I got a Raspberry Pi 4 for Christmas, although never really had in mind running Pi-hole. I’ve also been playing around with various browsers, which is what actually got me thinking about using Pi-hole. And finally, after a couple of Youtube videos I decided to give Pi-hole a spin for myself, but not on my Raspberry Pi 4, but in a Ubuntu VM on my FreeNAS server!

What is this Pi-hole I hear you ask? Well, it’s a new term for me too, but it’s described as a ‘DNS sinkhole’ which is basically a fancy caching and forwarding DNS (with some additional functionality on top) to block and redirect specific requests against a maintained set of advertising blocking lists, or your own white/black-lists.

It’s also pretty straight forward to configure it as a recursive DNS server which will actually cache and resolve DNS queries itself, rather than going out to the internet to resolve known hosts. It can also be configured to work as a DHCP server, something that would have been useful when I was having problems I blogged about here, but not something I’ve actually configured it for at a minute.
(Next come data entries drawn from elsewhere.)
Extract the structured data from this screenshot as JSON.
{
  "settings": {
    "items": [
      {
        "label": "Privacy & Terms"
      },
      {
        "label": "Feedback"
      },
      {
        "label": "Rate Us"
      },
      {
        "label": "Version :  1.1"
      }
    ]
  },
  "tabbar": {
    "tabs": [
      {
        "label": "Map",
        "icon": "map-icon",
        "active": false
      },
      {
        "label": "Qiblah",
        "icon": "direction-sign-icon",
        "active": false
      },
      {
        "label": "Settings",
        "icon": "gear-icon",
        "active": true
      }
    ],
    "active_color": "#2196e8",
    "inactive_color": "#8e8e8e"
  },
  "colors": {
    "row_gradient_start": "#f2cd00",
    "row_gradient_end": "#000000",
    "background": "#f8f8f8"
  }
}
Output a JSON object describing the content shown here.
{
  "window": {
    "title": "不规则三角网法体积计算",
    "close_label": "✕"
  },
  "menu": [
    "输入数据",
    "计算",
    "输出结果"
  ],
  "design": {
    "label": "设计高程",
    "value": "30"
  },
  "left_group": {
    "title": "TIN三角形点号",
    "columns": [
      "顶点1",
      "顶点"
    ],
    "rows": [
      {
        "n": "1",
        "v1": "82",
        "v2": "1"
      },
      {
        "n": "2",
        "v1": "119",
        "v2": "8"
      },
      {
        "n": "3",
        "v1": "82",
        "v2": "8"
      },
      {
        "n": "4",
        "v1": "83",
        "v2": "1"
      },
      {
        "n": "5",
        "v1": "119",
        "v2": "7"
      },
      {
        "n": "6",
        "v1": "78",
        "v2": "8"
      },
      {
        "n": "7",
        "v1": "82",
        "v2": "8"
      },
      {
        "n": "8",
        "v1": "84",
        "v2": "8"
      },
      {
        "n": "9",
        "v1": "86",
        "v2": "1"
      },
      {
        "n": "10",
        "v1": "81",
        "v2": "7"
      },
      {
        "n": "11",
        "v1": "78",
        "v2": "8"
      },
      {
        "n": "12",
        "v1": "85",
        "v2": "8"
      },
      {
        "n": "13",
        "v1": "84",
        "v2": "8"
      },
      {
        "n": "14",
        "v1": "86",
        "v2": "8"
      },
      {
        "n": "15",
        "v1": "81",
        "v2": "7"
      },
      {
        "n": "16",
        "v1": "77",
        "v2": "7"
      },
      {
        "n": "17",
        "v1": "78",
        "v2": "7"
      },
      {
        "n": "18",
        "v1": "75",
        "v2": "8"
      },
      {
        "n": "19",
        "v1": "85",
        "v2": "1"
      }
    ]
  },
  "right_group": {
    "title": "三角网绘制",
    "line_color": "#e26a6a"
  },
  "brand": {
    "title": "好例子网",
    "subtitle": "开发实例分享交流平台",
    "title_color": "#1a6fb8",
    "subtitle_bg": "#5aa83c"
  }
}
The installation itself was pretty straight forward, although it took me a little while to get the new VM up and running with ubuntu 18.4. I’m struggling to remember why now (I actually set this up at the end of last week) but I couldn’t partition/format the virtual disk, which eventually I managed to do.

Once that was done, it was simply a case of configuring the networking using netplan (it needs a static IP address) and configuring root SSH access to make access easier (I still struggle to get a | using the VNC connection). Installing Pi-hole is a single command:

curl -sSL https://install.pi-hole.net | bash

Once complete, you’ll get the password for the admin console, which can be reached at http://IP/admin, and looks something like this:

pi-hole dashboard

As this has been running for a few days, it’s showing some of the basic data, but there’s much more once you’ve logged in. As a test, I’ve only pointed 5 of my devices at the PI-hole DNS server, but it’s working really well so will be configuring things on the router so all traffic is through Pi-hole.

I’d also added the steps to make it a recursive DNS server using unbound. I have a jail configured for unbound which I probably could have used, but it made sense to keep everything together in what’s a pretty lightweight VM. I’ll kill the unbound jail once I’ve got everything set up on the router.

No plans to use it for DHCP at the minute, but it’s nice to know that’s an option depending on what I do with my network later this year.